- Opening Delimiter -

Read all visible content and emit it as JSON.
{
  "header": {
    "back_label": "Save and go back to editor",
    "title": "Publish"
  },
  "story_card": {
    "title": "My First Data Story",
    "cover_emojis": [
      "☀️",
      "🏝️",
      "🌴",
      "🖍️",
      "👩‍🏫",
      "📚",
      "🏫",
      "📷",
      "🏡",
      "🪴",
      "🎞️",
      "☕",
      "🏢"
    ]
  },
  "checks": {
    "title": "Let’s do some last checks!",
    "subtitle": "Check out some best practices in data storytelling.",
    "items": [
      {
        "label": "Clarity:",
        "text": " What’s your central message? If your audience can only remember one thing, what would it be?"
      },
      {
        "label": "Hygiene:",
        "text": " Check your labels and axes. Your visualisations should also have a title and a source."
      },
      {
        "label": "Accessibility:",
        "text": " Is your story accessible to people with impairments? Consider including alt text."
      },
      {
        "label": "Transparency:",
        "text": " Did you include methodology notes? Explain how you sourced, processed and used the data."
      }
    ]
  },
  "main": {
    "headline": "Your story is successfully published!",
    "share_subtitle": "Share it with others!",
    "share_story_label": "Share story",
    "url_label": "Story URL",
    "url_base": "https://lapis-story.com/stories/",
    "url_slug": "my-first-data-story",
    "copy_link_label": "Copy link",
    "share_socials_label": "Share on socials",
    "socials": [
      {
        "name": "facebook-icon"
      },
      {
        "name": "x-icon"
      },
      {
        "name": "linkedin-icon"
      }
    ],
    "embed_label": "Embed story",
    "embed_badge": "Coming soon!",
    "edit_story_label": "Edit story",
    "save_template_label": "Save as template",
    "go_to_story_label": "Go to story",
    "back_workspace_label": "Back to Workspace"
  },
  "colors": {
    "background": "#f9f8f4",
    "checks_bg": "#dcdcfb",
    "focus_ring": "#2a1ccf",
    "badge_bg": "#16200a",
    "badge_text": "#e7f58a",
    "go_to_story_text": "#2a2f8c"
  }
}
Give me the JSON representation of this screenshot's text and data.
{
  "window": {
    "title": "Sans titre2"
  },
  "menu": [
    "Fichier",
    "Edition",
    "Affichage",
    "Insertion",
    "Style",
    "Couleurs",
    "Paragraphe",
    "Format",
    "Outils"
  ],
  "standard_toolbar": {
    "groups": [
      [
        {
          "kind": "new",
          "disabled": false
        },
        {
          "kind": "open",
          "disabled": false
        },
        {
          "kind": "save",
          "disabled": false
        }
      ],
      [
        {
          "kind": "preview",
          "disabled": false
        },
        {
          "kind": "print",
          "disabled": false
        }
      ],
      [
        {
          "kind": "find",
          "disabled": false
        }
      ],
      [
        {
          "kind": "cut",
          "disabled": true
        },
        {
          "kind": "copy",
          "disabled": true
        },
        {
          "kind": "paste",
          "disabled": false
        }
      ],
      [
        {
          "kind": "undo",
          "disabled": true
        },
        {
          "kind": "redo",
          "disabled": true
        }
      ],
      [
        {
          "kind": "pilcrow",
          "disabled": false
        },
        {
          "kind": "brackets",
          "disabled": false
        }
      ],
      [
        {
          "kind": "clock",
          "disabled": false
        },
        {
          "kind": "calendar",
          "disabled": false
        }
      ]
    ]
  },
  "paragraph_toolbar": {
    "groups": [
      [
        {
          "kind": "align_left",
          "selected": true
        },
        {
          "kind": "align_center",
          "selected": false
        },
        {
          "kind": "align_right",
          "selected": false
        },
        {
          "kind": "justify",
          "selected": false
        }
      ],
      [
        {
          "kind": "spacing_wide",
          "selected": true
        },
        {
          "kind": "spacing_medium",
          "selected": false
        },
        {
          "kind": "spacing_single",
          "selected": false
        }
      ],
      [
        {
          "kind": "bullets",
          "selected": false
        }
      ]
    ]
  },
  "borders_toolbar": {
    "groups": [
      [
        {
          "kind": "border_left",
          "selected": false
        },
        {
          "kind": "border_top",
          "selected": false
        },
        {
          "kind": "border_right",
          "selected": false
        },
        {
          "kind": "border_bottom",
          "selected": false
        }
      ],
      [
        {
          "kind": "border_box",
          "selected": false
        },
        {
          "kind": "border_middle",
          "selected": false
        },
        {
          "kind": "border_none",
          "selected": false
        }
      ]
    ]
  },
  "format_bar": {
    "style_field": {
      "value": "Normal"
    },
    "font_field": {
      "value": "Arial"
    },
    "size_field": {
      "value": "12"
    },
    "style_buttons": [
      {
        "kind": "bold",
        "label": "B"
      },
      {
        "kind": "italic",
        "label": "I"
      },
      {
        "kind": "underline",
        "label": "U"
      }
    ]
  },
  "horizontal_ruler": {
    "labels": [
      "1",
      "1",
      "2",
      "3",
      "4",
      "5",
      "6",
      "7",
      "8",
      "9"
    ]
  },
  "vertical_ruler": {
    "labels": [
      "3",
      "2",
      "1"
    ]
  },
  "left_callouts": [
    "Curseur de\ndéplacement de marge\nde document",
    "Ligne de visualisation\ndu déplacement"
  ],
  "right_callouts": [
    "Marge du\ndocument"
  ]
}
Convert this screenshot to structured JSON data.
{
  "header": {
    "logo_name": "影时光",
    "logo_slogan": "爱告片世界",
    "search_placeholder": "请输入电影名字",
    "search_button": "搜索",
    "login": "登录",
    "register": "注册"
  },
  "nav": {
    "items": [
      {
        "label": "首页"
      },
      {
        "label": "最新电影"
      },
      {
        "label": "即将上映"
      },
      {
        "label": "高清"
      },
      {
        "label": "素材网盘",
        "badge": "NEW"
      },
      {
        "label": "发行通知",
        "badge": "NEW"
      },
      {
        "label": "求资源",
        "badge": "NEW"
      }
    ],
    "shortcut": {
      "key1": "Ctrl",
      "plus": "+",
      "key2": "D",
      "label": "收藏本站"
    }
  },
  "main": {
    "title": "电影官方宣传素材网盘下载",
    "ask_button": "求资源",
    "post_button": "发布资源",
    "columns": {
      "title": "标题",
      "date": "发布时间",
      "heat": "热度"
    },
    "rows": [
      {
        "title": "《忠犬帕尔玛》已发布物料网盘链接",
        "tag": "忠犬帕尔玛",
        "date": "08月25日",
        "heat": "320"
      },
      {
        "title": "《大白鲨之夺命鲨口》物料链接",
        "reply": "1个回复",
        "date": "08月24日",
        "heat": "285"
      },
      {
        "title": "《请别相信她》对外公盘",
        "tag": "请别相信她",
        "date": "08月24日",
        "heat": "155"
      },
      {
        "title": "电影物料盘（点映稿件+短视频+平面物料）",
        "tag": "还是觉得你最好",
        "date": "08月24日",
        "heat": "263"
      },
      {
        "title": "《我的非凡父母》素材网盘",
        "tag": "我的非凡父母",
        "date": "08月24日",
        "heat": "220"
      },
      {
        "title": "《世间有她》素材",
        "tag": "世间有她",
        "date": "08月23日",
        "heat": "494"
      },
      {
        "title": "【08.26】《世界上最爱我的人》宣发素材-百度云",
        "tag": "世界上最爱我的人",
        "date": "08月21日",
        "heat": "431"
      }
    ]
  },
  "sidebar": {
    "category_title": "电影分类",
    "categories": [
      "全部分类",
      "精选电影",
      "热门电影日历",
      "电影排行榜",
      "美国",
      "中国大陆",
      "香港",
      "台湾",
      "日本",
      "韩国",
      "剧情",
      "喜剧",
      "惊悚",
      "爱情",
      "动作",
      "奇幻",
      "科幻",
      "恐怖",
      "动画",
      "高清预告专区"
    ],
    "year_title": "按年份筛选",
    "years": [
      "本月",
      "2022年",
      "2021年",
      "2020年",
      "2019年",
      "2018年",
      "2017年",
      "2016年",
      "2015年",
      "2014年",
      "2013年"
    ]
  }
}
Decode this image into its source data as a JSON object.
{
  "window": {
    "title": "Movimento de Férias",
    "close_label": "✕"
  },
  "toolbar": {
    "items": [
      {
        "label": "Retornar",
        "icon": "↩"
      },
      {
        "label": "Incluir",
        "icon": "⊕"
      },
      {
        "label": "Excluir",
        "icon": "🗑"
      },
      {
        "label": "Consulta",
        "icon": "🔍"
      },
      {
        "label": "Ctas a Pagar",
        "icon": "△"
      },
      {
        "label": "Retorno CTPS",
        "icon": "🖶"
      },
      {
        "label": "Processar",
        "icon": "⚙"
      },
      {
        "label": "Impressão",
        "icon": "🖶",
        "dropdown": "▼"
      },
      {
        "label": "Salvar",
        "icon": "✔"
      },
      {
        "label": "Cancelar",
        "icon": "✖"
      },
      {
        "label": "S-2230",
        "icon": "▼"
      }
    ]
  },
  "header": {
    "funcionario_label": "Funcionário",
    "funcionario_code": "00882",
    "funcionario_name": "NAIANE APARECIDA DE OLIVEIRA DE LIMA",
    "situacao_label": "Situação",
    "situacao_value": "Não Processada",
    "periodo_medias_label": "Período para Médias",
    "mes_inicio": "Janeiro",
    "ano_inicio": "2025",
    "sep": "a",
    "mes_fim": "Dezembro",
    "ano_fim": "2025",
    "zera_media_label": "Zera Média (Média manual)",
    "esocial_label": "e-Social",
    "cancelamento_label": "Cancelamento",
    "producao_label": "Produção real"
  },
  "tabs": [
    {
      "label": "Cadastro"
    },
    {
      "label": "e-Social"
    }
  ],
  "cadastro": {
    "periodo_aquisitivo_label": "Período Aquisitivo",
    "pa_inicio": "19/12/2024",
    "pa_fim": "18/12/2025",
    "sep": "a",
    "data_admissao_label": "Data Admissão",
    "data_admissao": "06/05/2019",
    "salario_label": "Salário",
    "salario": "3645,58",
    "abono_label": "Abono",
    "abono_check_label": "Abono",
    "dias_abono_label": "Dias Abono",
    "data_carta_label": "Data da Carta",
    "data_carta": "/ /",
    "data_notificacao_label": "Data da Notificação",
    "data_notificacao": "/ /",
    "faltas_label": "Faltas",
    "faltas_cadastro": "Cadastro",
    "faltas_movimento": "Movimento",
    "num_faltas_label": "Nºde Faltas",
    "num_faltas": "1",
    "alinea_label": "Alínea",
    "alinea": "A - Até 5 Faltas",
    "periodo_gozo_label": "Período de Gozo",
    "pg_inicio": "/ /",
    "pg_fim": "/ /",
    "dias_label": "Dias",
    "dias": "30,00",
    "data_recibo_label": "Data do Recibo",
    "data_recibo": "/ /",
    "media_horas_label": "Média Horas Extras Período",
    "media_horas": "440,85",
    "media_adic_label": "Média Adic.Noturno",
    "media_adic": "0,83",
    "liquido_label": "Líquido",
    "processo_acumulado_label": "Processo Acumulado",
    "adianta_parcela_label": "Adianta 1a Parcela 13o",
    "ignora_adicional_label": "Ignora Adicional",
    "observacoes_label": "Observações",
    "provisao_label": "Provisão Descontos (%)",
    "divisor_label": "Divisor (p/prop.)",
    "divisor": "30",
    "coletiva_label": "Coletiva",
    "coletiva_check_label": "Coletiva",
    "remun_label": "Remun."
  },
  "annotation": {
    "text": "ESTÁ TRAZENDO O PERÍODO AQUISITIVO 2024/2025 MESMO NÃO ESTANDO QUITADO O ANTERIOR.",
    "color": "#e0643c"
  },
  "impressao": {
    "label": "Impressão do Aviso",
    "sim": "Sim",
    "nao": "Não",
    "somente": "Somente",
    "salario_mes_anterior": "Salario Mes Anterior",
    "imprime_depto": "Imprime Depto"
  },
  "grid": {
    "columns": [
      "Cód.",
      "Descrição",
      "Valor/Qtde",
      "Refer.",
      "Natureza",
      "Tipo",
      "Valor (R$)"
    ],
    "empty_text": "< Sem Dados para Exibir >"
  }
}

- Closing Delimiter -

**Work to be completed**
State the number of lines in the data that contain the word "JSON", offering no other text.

**Solution**
4